As a part of our maudern people campaign, we asked New York based-founder and mom Jina Kim for insights on modern intimacy in a time of mandated isolation.
What is your relationship status?
Married—we’ve been together 13 years, married for 6 of them.
With social distancing & quarantine, how has human contact changed for you?
As this period of quarantine continues, I realize how much I love and need human contact. In the first few weeks of social distancing, I really valued the quiet and reveled in being in a bubble—especially grateful to be able to stay home and spend time with my husband and little toddler. As the weeks progress, I’m really missing the company and companionship of my friends and even the strangers I encounter every day in NYC. I’ve been filling the void with tons of facetime and zoom dates.
We are both constantly in work or parent mode so finding intimacy for just the two of us can be a bit challenging. But we’ve been making the effort to “turn off” and just enjoy one another without the distractions of work.
How do you make time for intimacy?
We are both constantly in work or parent mode so finding intimacy for just the two of us can be a bit challenging. But we’ve been making the effort to “turn off” and just enjoy one another without the distractions of work. Simple things like a quiet dinner or watching a movie after our son goes to bed go a long way. Also, having a toddler in the house means we need to find moments of intimacy as a family of 3. We’ve really cherished walks through Prospect Park and just being in each other’s presence fully.
How has your perspective on your home/space changed?

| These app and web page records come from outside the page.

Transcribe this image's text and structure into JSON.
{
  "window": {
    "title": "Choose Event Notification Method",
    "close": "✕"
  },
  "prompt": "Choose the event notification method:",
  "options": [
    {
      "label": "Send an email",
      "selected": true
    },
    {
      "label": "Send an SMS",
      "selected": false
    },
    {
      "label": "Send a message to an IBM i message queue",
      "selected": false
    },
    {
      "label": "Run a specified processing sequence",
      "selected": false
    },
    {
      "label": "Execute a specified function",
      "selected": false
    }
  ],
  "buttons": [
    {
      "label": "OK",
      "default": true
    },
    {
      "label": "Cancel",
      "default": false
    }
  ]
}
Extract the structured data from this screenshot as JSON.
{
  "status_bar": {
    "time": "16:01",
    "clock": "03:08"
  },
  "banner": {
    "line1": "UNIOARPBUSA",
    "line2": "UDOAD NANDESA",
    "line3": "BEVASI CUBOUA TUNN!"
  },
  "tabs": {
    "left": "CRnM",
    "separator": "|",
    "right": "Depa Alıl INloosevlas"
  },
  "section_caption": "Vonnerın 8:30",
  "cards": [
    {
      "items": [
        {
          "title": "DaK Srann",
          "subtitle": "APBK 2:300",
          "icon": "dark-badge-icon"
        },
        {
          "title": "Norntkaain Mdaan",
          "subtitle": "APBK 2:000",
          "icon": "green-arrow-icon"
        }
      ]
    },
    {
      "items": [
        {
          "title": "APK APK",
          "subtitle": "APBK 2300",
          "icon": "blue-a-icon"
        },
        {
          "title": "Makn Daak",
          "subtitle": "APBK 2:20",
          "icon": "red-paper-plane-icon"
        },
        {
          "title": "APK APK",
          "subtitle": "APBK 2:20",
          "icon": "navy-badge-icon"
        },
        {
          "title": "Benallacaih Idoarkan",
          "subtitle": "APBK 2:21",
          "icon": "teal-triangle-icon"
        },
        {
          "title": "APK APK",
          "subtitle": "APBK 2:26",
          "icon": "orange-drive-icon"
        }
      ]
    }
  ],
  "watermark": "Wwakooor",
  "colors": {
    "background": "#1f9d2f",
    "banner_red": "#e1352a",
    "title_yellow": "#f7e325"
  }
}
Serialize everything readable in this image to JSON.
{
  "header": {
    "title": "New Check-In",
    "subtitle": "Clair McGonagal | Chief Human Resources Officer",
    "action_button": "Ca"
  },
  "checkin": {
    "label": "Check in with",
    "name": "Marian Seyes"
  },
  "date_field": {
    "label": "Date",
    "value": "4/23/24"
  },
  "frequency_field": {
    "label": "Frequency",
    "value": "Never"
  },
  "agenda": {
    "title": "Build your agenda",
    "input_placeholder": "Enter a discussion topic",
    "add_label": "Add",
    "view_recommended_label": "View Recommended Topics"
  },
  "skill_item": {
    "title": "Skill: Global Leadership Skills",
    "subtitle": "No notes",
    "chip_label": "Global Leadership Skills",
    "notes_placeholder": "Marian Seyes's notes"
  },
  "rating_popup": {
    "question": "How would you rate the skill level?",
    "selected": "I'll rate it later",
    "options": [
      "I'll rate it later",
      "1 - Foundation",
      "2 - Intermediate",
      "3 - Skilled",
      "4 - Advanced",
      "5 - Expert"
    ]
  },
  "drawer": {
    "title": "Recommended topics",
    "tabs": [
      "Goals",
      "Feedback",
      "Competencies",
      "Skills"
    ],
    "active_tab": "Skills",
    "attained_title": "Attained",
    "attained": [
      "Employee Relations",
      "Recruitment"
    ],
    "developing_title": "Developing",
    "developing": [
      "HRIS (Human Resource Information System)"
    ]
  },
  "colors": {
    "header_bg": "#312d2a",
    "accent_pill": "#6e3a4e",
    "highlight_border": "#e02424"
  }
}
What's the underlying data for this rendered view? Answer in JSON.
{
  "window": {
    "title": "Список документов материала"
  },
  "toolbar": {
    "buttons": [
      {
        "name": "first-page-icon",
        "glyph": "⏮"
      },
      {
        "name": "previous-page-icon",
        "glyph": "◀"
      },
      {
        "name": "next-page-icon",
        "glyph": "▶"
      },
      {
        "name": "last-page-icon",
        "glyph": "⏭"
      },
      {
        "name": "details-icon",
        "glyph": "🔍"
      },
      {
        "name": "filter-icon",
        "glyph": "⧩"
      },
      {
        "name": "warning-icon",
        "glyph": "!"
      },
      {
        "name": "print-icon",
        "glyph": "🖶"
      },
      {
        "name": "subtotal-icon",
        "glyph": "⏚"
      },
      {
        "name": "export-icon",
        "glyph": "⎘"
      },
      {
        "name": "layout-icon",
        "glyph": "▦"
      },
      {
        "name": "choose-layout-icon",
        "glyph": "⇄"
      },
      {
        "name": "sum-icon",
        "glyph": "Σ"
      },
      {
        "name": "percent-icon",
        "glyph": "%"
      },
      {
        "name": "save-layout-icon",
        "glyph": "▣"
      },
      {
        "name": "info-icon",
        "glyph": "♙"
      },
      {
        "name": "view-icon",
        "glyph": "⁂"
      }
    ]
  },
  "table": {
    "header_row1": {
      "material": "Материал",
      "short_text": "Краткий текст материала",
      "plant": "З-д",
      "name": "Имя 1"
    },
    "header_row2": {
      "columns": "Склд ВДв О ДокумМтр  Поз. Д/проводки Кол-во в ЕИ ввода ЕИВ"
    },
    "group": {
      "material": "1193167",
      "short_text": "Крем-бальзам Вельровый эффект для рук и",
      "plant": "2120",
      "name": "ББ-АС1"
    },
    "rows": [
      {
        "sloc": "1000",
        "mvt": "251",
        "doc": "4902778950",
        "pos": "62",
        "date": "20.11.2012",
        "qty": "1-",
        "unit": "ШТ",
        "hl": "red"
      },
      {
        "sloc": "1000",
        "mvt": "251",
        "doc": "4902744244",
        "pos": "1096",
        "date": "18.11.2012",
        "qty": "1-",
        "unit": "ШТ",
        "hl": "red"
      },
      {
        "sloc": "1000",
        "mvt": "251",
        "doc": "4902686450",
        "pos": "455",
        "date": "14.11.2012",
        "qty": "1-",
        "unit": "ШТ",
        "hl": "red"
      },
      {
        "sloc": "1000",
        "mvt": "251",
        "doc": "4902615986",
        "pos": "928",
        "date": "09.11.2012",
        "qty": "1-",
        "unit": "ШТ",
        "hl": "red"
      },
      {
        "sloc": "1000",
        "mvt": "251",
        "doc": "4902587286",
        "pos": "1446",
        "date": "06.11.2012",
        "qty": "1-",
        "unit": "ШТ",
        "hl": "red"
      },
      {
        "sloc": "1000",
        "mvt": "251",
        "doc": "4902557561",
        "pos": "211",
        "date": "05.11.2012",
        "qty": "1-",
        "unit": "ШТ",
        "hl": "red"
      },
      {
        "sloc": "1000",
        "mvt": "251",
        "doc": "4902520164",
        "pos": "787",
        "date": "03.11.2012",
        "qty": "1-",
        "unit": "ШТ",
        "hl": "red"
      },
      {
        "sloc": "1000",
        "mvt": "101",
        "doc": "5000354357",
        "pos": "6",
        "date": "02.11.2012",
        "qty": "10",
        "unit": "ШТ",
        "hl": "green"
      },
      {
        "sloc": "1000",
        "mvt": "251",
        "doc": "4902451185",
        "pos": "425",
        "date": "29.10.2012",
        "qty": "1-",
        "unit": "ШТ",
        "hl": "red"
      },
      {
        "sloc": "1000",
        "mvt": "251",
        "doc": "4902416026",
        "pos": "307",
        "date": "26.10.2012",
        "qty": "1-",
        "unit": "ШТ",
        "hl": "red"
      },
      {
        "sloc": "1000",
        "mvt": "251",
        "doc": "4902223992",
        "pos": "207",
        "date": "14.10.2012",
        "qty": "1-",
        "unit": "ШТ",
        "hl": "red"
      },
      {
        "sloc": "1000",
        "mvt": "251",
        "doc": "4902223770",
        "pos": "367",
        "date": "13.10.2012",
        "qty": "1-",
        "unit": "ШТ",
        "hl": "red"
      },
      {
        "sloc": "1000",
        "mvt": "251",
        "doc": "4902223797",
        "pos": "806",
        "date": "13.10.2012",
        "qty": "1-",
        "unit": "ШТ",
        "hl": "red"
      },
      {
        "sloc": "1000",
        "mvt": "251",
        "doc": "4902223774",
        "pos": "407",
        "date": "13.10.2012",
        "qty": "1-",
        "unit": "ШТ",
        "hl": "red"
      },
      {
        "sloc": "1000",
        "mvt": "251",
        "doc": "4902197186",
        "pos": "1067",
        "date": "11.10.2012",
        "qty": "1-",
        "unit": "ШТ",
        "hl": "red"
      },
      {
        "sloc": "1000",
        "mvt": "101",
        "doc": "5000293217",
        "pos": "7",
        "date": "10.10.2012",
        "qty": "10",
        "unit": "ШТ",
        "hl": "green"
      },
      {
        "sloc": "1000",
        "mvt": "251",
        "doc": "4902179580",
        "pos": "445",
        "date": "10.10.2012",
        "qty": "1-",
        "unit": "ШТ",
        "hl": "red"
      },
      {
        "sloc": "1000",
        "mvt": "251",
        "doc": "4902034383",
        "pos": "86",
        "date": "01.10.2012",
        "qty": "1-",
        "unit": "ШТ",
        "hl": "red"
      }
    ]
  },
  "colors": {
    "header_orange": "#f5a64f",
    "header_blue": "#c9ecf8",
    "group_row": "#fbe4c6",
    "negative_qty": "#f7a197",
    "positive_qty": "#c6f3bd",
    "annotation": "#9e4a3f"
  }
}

Previously, home has always been an “escape” from work. It was so simple to separate the two spaces. Working from home, it’s become easier to fall into the trip of working 24/7; so work, being a wife, being a mom all bleed into each other. It’s been a challenge to juggle everything and have a comfortable work-life balance. I’ve been remedying this by being more disciplined about separating spaces at home where work-brain is not allowed like the dining table, bathroom and bedroom—all of which have become a place of refuge.